• J Chris Kingswood
  • Elena Belousova
  • Mirjana P Benedik
  • Tom Carter
  • Vincent Cottin
  • Paolo Curatolo
  • Maria Dahlin
  • Lisa D'Amato
  • Guillaume Beaure d'Augères
  • Petrus J de Vries
  • José C Ferreira
  • Martha Feucht
  • Carla Fladrowski
  • Christoph Hertzberg
  • Sergiusz Jozwiak
  • John A Lawson
  • Alfons Macaya
  • Ruben Marques
  • Rima Nabbout
  • Finbar O'Callaghan
  • Jiong Qin
  • Valentin Sander
  • Seema Shah
  • Yukitoshi Takahashi
  • Renaud Touraine
  • Sotiris Youroukos
  • Bernard Zonnenberg
  • Matthias Sauter

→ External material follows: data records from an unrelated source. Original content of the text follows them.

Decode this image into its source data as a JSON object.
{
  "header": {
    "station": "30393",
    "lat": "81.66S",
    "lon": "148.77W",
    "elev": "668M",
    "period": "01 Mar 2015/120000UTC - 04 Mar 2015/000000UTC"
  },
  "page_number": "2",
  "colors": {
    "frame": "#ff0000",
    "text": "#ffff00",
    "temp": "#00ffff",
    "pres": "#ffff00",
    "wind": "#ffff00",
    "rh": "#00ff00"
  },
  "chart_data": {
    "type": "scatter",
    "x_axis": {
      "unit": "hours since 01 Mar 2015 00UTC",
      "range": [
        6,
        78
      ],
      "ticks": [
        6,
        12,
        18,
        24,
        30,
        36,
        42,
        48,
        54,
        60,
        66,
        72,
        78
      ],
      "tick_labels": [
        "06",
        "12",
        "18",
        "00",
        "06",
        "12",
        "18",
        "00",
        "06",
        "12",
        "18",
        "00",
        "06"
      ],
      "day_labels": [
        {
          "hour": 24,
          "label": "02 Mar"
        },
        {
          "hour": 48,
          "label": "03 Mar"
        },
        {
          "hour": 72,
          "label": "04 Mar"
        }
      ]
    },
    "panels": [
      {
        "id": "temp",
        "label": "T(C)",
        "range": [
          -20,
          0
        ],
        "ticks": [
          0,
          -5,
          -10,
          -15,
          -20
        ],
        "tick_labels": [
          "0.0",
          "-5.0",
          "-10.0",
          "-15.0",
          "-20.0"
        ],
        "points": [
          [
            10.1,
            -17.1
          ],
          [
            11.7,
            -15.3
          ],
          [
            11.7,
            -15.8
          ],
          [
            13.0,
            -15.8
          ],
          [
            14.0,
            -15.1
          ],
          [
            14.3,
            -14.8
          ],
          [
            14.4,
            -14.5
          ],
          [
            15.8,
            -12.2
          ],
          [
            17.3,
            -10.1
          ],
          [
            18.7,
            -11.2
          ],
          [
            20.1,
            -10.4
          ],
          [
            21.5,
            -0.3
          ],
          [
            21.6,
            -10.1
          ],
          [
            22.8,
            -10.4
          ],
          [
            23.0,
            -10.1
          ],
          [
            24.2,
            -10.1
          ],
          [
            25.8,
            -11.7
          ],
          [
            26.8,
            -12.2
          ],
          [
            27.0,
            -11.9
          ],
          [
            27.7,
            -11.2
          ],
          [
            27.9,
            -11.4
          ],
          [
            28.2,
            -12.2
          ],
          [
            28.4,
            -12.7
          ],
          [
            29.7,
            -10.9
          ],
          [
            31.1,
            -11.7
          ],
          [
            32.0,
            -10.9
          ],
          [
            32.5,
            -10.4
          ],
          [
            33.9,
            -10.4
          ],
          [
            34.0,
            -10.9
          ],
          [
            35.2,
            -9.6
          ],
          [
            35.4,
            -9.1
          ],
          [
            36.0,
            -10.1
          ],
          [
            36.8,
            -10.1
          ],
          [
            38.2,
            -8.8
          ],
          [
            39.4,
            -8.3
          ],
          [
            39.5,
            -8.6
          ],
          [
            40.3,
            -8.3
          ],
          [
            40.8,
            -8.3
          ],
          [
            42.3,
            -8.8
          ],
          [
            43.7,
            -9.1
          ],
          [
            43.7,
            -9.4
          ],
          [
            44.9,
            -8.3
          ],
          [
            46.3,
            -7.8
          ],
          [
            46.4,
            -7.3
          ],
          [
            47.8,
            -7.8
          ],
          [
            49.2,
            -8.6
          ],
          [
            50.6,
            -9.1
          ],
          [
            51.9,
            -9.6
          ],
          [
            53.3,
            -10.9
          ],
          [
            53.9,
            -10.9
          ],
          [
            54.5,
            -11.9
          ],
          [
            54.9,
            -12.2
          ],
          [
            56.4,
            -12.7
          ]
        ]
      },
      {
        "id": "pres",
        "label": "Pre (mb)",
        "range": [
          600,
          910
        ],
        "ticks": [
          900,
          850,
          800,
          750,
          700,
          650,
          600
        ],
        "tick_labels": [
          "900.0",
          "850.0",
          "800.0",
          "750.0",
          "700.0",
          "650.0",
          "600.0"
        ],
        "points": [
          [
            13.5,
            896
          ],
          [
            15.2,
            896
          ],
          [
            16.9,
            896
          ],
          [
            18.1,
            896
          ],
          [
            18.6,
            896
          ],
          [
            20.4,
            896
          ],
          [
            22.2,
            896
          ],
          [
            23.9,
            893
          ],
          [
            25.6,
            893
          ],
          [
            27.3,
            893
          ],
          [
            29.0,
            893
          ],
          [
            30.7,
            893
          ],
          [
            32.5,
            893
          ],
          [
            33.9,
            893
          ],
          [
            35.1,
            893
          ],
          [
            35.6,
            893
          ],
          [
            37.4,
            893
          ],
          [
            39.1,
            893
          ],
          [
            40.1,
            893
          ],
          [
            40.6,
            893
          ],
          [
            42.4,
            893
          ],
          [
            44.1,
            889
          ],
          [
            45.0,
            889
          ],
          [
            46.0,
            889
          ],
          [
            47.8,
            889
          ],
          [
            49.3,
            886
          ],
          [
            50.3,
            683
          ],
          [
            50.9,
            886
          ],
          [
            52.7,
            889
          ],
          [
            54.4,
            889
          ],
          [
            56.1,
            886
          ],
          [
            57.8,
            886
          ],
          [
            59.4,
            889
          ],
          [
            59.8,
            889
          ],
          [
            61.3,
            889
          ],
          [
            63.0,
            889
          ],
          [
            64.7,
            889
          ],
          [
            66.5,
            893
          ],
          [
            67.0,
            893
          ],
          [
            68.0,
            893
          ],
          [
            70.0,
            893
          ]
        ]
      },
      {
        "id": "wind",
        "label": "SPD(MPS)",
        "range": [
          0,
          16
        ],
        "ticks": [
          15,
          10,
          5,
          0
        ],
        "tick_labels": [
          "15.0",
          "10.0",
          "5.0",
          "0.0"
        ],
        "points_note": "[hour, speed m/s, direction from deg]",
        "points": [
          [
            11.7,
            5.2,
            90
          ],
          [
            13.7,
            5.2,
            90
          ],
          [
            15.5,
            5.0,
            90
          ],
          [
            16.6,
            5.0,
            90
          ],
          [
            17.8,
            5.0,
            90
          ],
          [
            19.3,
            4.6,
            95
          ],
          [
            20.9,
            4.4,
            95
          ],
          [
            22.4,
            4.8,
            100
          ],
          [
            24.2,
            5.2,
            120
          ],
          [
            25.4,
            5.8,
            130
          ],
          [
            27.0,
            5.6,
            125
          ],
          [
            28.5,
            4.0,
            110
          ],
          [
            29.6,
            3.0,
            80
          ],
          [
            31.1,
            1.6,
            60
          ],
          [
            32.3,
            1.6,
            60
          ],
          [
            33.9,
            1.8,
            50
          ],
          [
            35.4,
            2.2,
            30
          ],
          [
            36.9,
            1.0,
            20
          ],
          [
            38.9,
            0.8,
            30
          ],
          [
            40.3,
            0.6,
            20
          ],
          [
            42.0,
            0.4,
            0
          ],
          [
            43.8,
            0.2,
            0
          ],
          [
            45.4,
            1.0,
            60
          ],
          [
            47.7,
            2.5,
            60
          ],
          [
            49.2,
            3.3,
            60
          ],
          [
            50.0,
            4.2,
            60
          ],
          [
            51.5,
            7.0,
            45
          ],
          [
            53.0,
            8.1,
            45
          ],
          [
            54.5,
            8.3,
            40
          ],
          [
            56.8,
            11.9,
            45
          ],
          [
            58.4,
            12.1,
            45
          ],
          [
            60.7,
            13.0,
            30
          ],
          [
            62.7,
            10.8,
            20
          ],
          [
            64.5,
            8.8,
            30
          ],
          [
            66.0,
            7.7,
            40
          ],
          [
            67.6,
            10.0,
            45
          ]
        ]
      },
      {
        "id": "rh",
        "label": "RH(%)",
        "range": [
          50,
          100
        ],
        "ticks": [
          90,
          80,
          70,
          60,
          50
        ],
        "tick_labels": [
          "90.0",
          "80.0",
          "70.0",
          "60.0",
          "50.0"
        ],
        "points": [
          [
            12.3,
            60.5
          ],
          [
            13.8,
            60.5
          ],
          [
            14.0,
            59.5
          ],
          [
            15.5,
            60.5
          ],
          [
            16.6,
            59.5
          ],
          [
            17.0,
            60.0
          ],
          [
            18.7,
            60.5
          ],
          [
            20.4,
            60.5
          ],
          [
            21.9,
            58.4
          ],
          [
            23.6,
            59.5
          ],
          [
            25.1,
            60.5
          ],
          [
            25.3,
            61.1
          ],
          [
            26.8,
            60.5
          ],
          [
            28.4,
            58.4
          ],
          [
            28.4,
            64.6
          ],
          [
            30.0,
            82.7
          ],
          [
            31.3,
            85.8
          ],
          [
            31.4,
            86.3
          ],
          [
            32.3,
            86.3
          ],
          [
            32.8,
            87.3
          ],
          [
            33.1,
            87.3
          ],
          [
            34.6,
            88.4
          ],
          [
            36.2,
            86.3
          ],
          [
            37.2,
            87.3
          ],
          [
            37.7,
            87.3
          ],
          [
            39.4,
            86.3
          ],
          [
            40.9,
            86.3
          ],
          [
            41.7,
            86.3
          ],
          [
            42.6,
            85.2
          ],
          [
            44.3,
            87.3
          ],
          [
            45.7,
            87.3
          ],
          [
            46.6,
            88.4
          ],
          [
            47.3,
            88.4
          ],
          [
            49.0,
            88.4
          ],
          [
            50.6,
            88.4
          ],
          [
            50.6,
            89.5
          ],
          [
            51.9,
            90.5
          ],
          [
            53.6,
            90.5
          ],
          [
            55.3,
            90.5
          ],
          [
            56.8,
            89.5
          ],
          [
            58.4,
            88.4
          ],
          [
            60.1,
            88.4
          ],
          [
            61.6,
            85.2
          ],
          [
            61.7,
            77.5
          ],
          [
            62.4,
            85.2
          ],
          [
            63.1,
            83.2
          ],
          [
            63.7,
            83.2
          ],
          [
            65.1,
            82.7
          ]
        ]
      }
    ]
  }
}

Renal angiomyolipomas are one of the most common renal manifestations in patients with tuberous sclerosis complex (TSC), with potentially life-threatening complications and a poor prognosis. Despite the considerable progress in understanding TSC-associated renal angiomyolipomas, there are no large scale real-world data. The aim of our present study was to describe in detail the prevalence and outcome of renal angiomyolipomas in patients with TSC, enrolled into the TuberOus SClerosis registry to increase disease Awareness (TOSCA) from 170 sites across 31 countries worldwide. We also sought to evaluate the relationship of TSC-associated renal angiomyolipomas with age, gender and genotype. The potential risk factors for renal angiomyolipoma-related bleeding and chronic kidney disease (CKD) were studied in patients who participated in the TOSCA renal angiomyolipoma substudy. Of the 2,211 eligible patients, 1,062 (48%) reported a history of renal angiomyolipomas. The median age of TSC diagnosis for the all subjects (n = 2,211) was 1 year. The median age of diagnosis of renal angiomyolipoma in the 1,062 patients was 13 years. Renal angiomyolipomas were significantly more prevalent in female patients (p < 0.0001). Rates of angiomyolipomas >3 cm (p = 0.0119), growing lesions (p = 0.0439), and interventions for angiomyolipomas (p = 0.0058) were also higher in females than males. Pre-emptive intervention for renal angiomyolipomas with embolisation, surgery, or mammalian target of rapamycin (mTOR) inhibitor may have abolished the gender difference in impaired renal function, hypertension, and other complications. The rate of interventions for angiomyolipomas was less common in children than in adults, but interventions were reported in all age groups. In the substudy of 76 patients the complication rate was too low to be useful in predicting risk for more severe CKD. In addition, in this substudy no patient had a renal hemorrhage after commencing on an mTOR inhibitor. Our findings confirmed that renal angiomyolipomas in subjects with TSC1 mutations develop on average at the later age, are relatively smaller in size and less likely to be growing; however, by age 40 years, no difference was observed in the percentage of patients with TSC1 and TSC2 mutations needing intervention. The peak of appearance of new renal angiomyolipomas was observed in patients aged between 18 and 40 years, but, given that angiomyolipomas can occur later, lifelong surveillance is necessary. We found that pre-emptive intervention was dramatically successful in altering the outcome compared to historical controls; with high pre-emptive intervention rates but low rates of bleeding and other complications. This validates the policy of surveillance and pre-emptive intervention recommended by clinical guidelines.

Original languageEnglish
Article number972
JournalFrontiers in Neurology
Publication statusPublished - 16 Sep 2020

    Research areas

  • TOSCA, mTOR, registry, renal angiomyolipoma, tuberous sclerosis complex

ID: 54122458